However, when I left in the middle of the film, I had very different concerns in my head.
If a comic artist's subtleties are wasted in the amplification of a medium like film, imagine what can happen to the intentionally-disturbing violence which the artist depicts? It's extended, slowed-down, more detailed. Sitting in the theater I felt like I was watching a Saw film. The violence was not simply disturbing, it was disgusting.
The same can be said for the sex scenes. At one point I had no word to describe what we were all watching except "pornography."

What is perhaps worst in all of this is the audience reaction. Many of them didn't get that this is designed to be repulsive.
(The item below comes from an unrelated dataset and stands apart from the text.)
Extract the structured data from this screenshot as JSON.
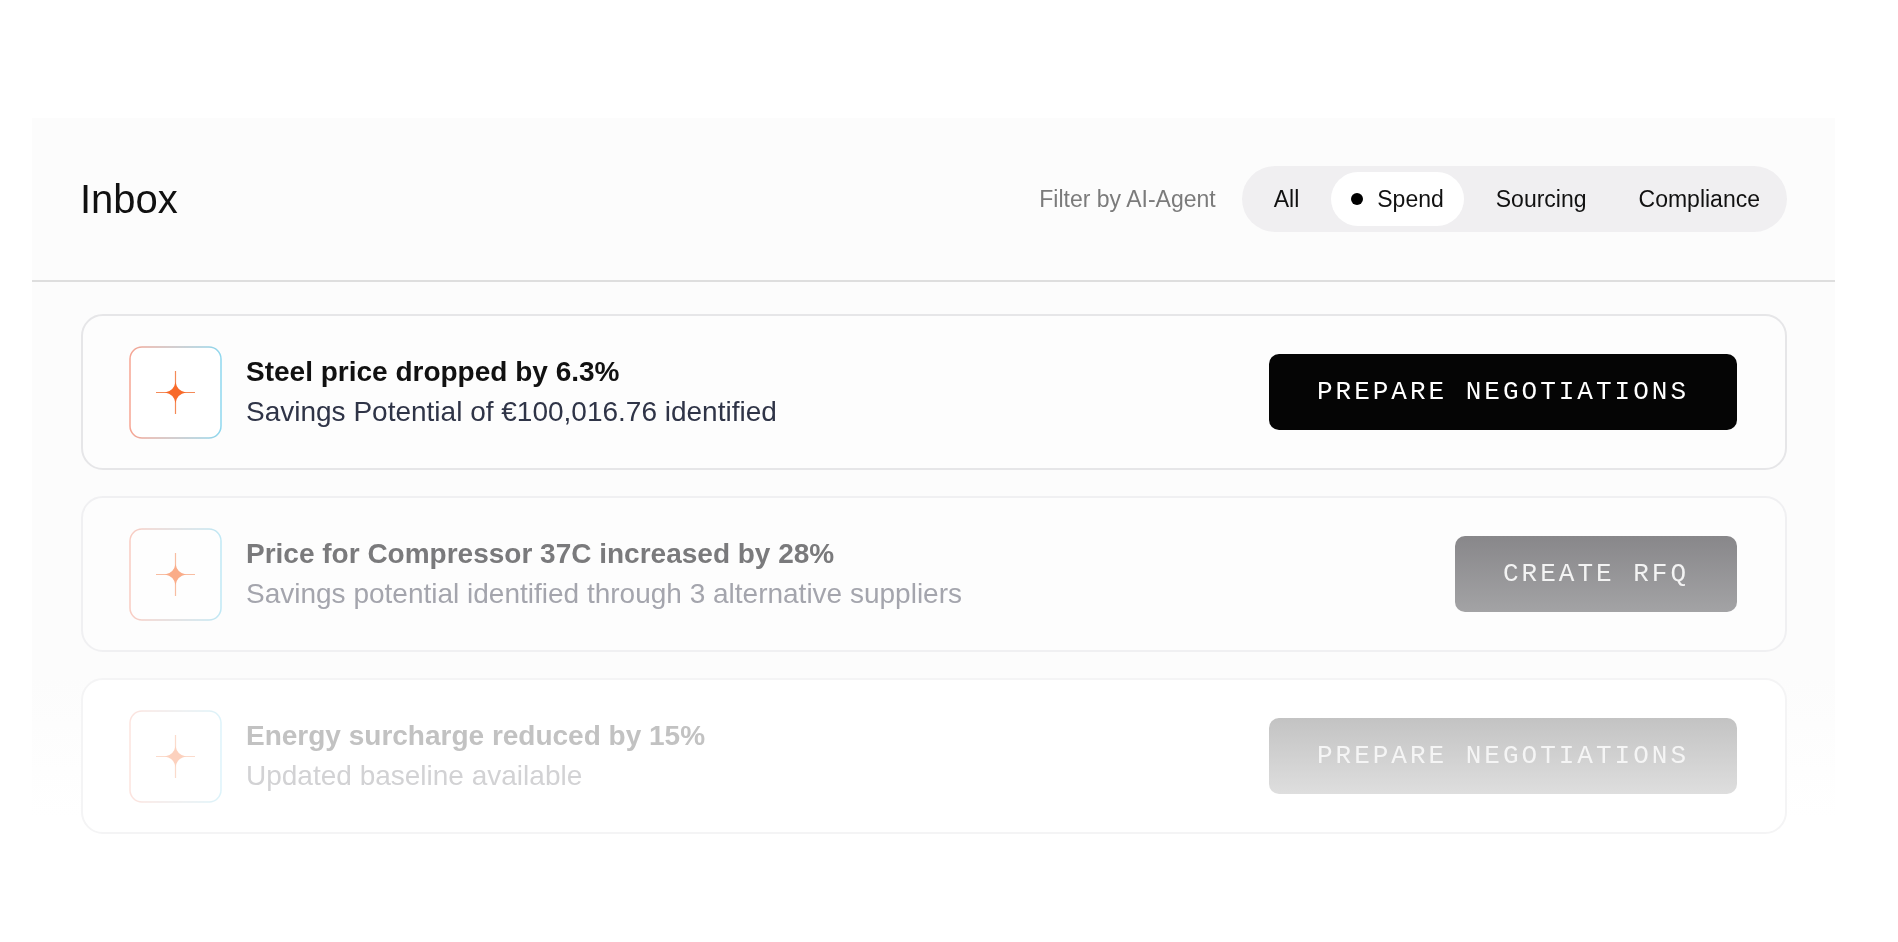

I heard cheers after one of the most gruesome 'hero violence' scenes (a gruesome scene that isn't even in the comic, but was added). Rather than understand and fear the disjunct between the ideals of the real world and those of these heroes, the audience sat back and cheered this on as if it were actually heroic.
Most viewers are apparently not fit for a work like Watchmen--the film or the graphic novel.

But why exactly did I leave?
One main reason was the sexual content. I knew that there was more to come, and I understand that the fewer beautiful, naked women I see having sex, the better for my life.
Another huge reason was the violence. I can stomach quite a bit, and I could have stomached more of this, but I simply didn't want to. The over-the-top violence of the comic is the over-bearing violence of the film, and I wanted no more of it.

But there was one more reason.
As I cringed in my seat at the theater, I couldn't get St. Paul's admonition to the Philippians out of my head: "whatever is true, whatever is honorable, whatever is just, whatever is pure, whatever is lovely, whatever is commendable, if there is any excellence, if there is anything worth of praise, think about these things."
I found nothing in this film that I want to have in my mind.

I consider myself very generous towards film. I let a great many things go in a movie that I will not accept in life. That's because they are stories and they are supposed to tell us something; and the evils in the stories reflect realities which I would not be ignorant of. I think art is important, and I'm convinced that the Church must recapture text and canvas and melodies and offer True, Good art to the world. I mean Tolkien art, Bach. Art is so powerful.
And I understand the role of the violence and other filth in Watchmen. If you don't, just pay more attention to Blake. It's all there.
But regardless of whatever utility, the content of this film crossed the line. I don't know where that line is, or whether it changes in different contexts--perhaps it does. Either way, it was crossed and left far behind in Watchmen.

As a reviewer, like I said, I'm unqualified to pass judgment on this film, though, of what I saw (most of the movie), there was nothing outstanding.
As a part of the Bride of Christ, I strongly urge you against seeing it. There is plenty of good art to encounter in this world, and there are plenty of better uses for $8.

Monday, March 02, 2009

the wisdom of God and human wisdom

Arius's appeal to what he considered the logic of monotheism illustrates a recurring tendency throughout Christian history to subject facts of divine revelation to current conceptions of "the reasonable." . . . the turning point in Christian history represented by the Nicene Creed was the church's critical choice for the wisdom of God in preference to human wisdom. Theologically considered, no decision could ever be more important.

Mark Noll, Turning Points